Dear General Dempsey,
I address this to you in the context of great respect for your service. But, General Dempsey, you’re looking very uncomfortable these days; perhaps even conflicted. I’m sure you’re telling the truth, I’m also sure you’re not telling the whole truth relying on narrow, careful answers to the questions that have been put to you. You seem caught between a rock and a White House.
I appreciate and value you’re sense of loyalty to the President, I also value your clear commitment to civilian authority over the military; a cornerstone of our democracy and a significant part of what has made us great. I am left with a sense of your absolute loyalty to that idea. I also sense great frustration.
You and your commanders have been overruled at least five times, that we know of, by a man with no military experience, a man guided not by strategic imperatives and an understanding of tactics but by the politics of the moment. General, you and I both know that the single most significant frustration of the American fighting man or woman is politicians. It’s hard to imagine you don’t share the frustration.
Seems like every time you speak to or hint at the truth the White House rolls it back. On August 21st at a press briefing you and Secretary Hagel spoke candidly about the ISIS threat and the White House spin began, this week it was a Congressional hearing; they’re still spinning your testimony as well as General Odierno’s comments.
Did you cringe when Secretary of State Kerry suggested that Iran play a role in the ISIS situation? Does the political spin have you spinning as well?
General, I believe you know better than most that a tepid beginning to a serious conflict, a beginning that is not about military imperatives and cohesive strategy but about politics always limits options and always costs more lives in the end. Perhaps you are a fan of Churchill; you may recall his missive;
“One ought never to turn ones back on a threatened danger and try to run away from it. If you do that, you will double the danger. But if you meet it promptly and without flinching, you will reduce the danger by half.”
The President failed to execute a Status of Forces agreement, failed to accept recommendations for the Afghan surge while announcing a departure date, insisted on highly restrictive rules of engagement, now he, once again, tells the enemy what he will and won’t do. Surly you know such a consistently weak approach will be paid for in the future. It will be paid with the lives of your solders. The lives of the men and women you lead! Does that lesson of history keep you awake at night?
The question is how do you view your ultimate point of loyalty? Is it the President, the Constitution or is it the men and women you lead? Is it to us? You must know that you have the power to stop this madness; to slap your stars down on the President’s desk and resign in protest. Tell us the full truth as you view it. Yes, it would create a crisis for the President, no doubt, but it would also answer the question of where you’re ultimate loyalties reside. It would also illuminate realities that outside of the White House bubble appears to be the truth.
You are being asked to conduct a mission that you likely know is doomed to degrees of failure.
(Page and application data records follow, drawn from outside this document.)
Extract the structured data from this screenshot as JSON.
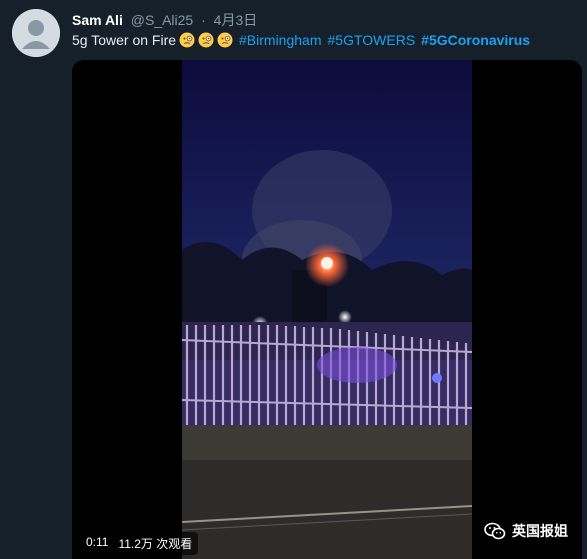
{
  "tweet": {
    "author_name": "Sam Ali",
    "handle": "@S_Ali25",
    "separator": "·",
    "date": "4月3日",
    "text": "5g Tower on Fire",
    "emoji_count": 3,
    "hashtags": [
      "#Birmingham",
      "#5GTOWERS",
      "#5GCoronavirus"
    ]
  },
  "video": {
    "time": "0:11",
    "views": "11.2万 次观看"
  },
  "watermark": {
    "label": "英国报姐"
  },
  "colors": {
    "background": "#15202b",
    "link": "#1da1f2",
    "muted": "#8899a6"
  }
}
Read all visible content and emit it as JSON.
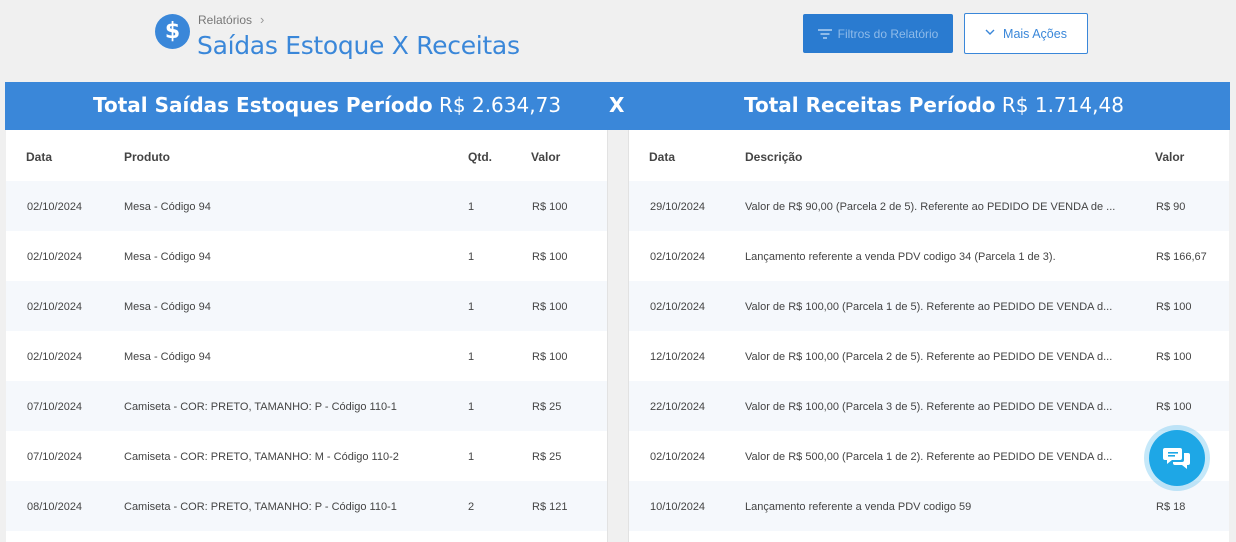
{
  "header": {
    "icon_symbol": "$",
    "breadcrumb": "Relatórios",
    "title": "Saídas Estoque X Receitas",
    "filter_button": "Filtros do Relatório",
    "more_button": "Mais Ações"
  },
  "banner": {
    "left_label": "Total Saídas Estoques Período",
    "left_amount": "R$ 2.634,73",
    "separator": "X",
    "right_label": "Total Receitas Período",
    "right_amount": "R$ 1.714,48"
  },
  "stock_table": {
    "headers": [
      "Data",
      "Produto",
      "Qtd.",
      "Valor"
    ],
    "rows": [
      {
        "date": "02/10/2024",
        "product": "Mesa - Código 94",
        "qty": "1",
        "value": "R$ 100"
      },
      {
        "date": "02/10/2024",
        "product": "Mesa - Código 94",
        "qty": "1",
        "value": "R$ 100"
      },
      {
        "date": "02/10/2024",
        "product": "Mesa - Código 94",
        "qty": "1",
        "value": "R$ 100"
      },
      {
        "date": "02/10/2024",
        "product": "Mesa - Código 94",
        "qty": "1",
        "value": "R$ 100"
      },
      {
        "date": "07/10/2024",
        "product": "Camiseta - COR: PRETO, TAMANHO: P - Código 110-1",
        "qty": "1",
        "value": "R$ 25"
      },
      {
        "date": "07/10/2024",
        "product": "Camiseta - COR: PRETO, TAMANHO: M - Código 110-2",
        "qty": "1",
        "value": "R$ 25"
      },
      {
        "date": "08/10/2024",
        "product": "Camiseta - COR: PRETO, TAMANHO: P - Código 110-1",
        "qty": "2",
        "value": "R$ 121"
      }
    ]
  },
  "revenue_table": {
    "headers": [
      "Data",
      "Descrição",
      "Valor"
    ],
    "rows": [
      {
        "date": "29/10/2024",
        "description": "Valor de R$ 90,00 (Parcela 2 de 5). Referente ao PEDIDO DE VENDA de ...",
        "value": "R$ 90"
      },
      {
        "date": "02/10/2024",
        "description": "Lançamento referente a venda PDV codigo 34 (Parcela 1 de 3).",
        "value": "R$ 166,67"
      },
      {
        "date": "02/10/2024",
        "description": "Valor de R$ 100,00 (Parcela 1 de 5). Referente ao PEDIDO DE VENDA d...",
        "value": "R$ 100"
      },
      {
        "date": "12/10/2024",
        "description": "Valor de R$ 100,00 (Parcela 2 de 5). Referente ao PEDIDO DE VENDA d...",
        "value": "R$ 100"
      },
      {
        "date": "22/10/2024",
        "description": "Valor de R$ 100,00 (Parcela 3 de 5). Referente ao PEDIDO DE VENDA d...",
        "value": "R$ 100"
      },
      {
        "date": "02/10/2024",
        "description": "Valor de R$ 500,00 (Parcela 1 de 2). Referente ao PEDIDO DE VENDA d...",
        "value": ""
      },
      {
        "date": "10/10/2024",
        "description": "Lançamento referente a venda PDV codigo 59",
        "value": "R$ 18"
      }
    ]
  },
  "colors": {
    "accent": "#3a87d9",
    "filter_button": "#2a7bd0",
    "chat": "#1ea7e6"
  },
  "icons": {
    "logo": "dollar-icon",
    "breadcrumb_separator": "chevron-right-icon",
    "filter": "filter-icon",
    "more": "chevron-down-icon",
    "chat": "chat-icon"
  }
}
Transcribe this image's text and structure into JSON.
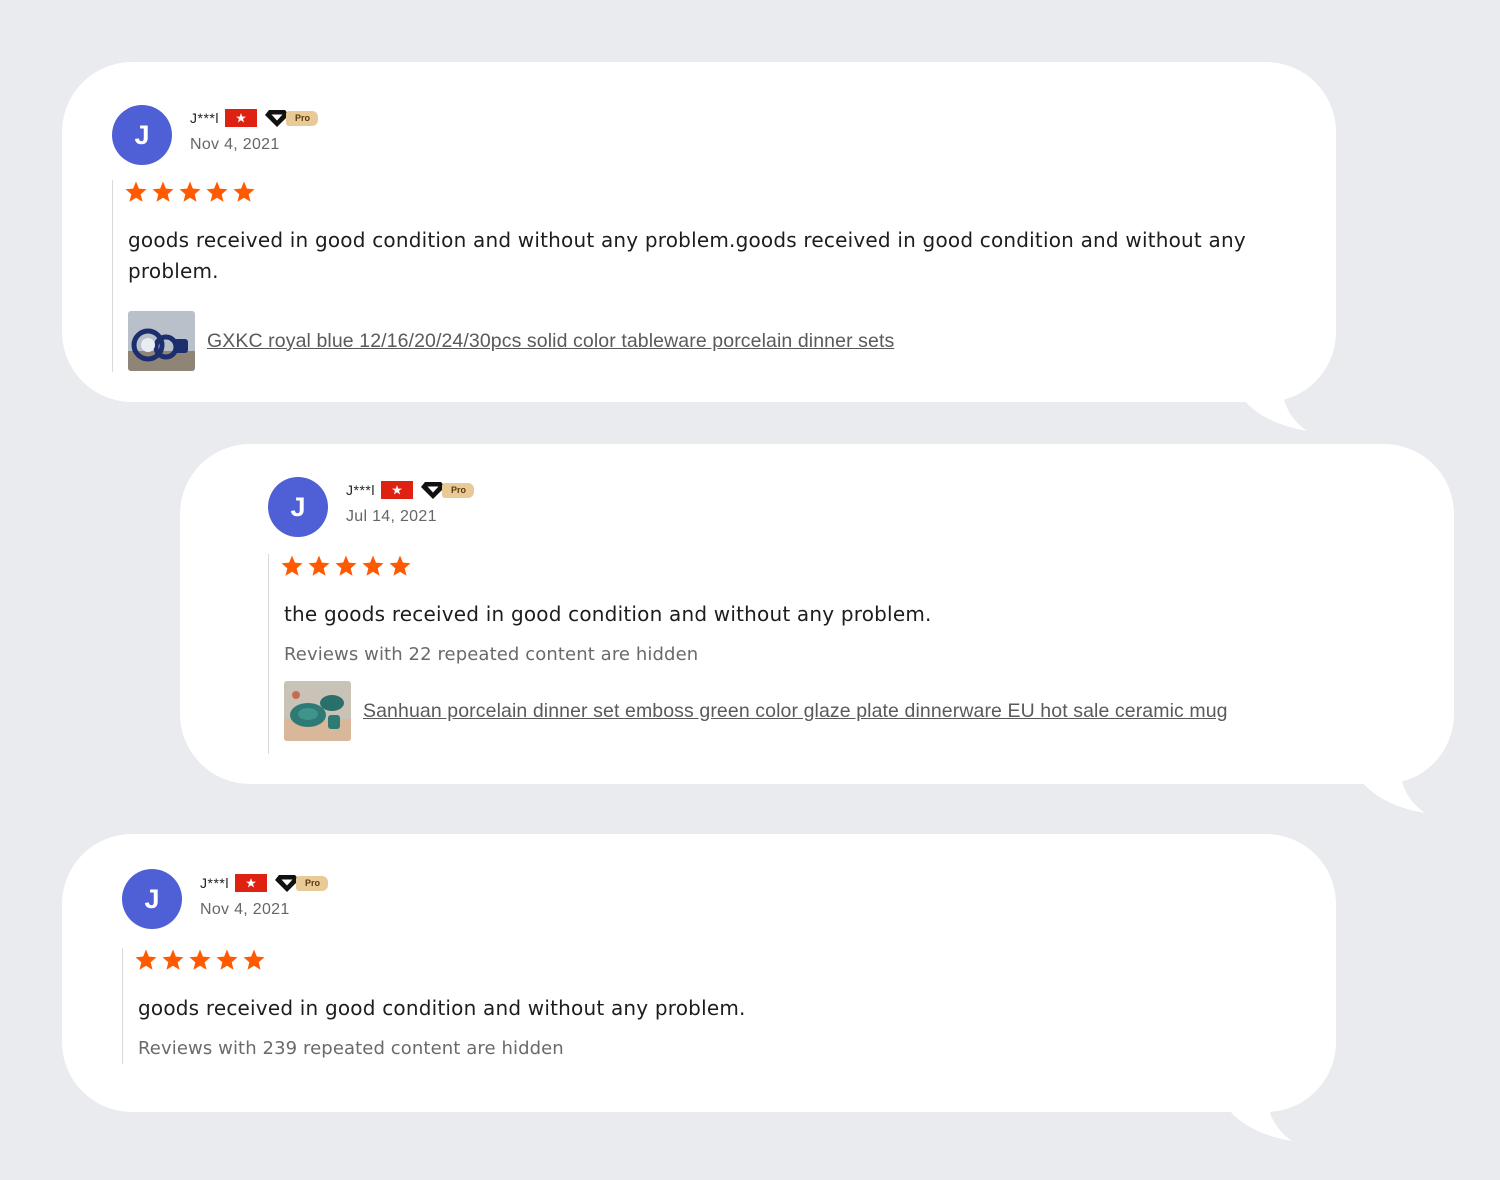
{
  "reviews": [
    {
      "avatar_letter": "J",
      "name": "J***l",
      "pro_label": "Pro",
      "date": "Nov 4, 2021",
      "rating": 5,
      "text": "goods received in good condition and without any problem.goods received in good condition and without any problem.",
      "hidden_note": "",
      "product_title": "GXKC royal blue 12/16/20/24/30pcs solid color tableware porcelain dinner sets"
    },
    {
      "avatar_letter": "J",
      "name": "J***l",
      "pro_label": "Pro",
      "date": "Jul 14, 2021",
      "rating": 5,
      "text": "the goods received in good condition and without any problem.",
      "hidden_note": "Reviews with 22 repeated content are hidden",
      "product_title": "Sanhuan porcelain dinner set emboss green color glaze plate dinnerware EU hot sale ceramic mug"
    },
    {
      "avatar_letter": "J",
      "name": "J***l",
      "pro_label": "Pro",
      "date": "Nov 4, 2021",
      "rating": 5,
      "text": "goods received in good condition and without any problem.",
      "hidden_note": "Reviews with 239 repeated content are hidden",
      "product_title": ""
    }
  ],
  "colors": {
    "page_bg": "#e9ebef",
    "bubble_bg": "#ffffff",
    "avatar_bg": "#4f5fd6",
    "star": "#ff5a00",
    "flag": "#de2110",
    "pro_badge": "#e9c995"
  },
  "icons": [
    "flag-icon",
    "diamond-badge-icon",
    "star-icon"
  ]
}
You are being directed by the President to receive approval for mission details that are better left to lifelong professionals. We have a lesson of history with Lyndon Johnson micro managing in Vietnam, it didn’t work out so well.
I ask a lot of you because I’m desperate for a leader to emerge from this administration. I ask for a measure of devotion beyond the scope of what the average American would be prepared to offer. But general, isn’t that what our military has always given us; you sir, are their leader and bear the responsibility of example that falls to all true leaders.
I’ve heard you speak with passion and eloquence of the fallen; I look to you to speak eloquently of the living and your responsibility to them.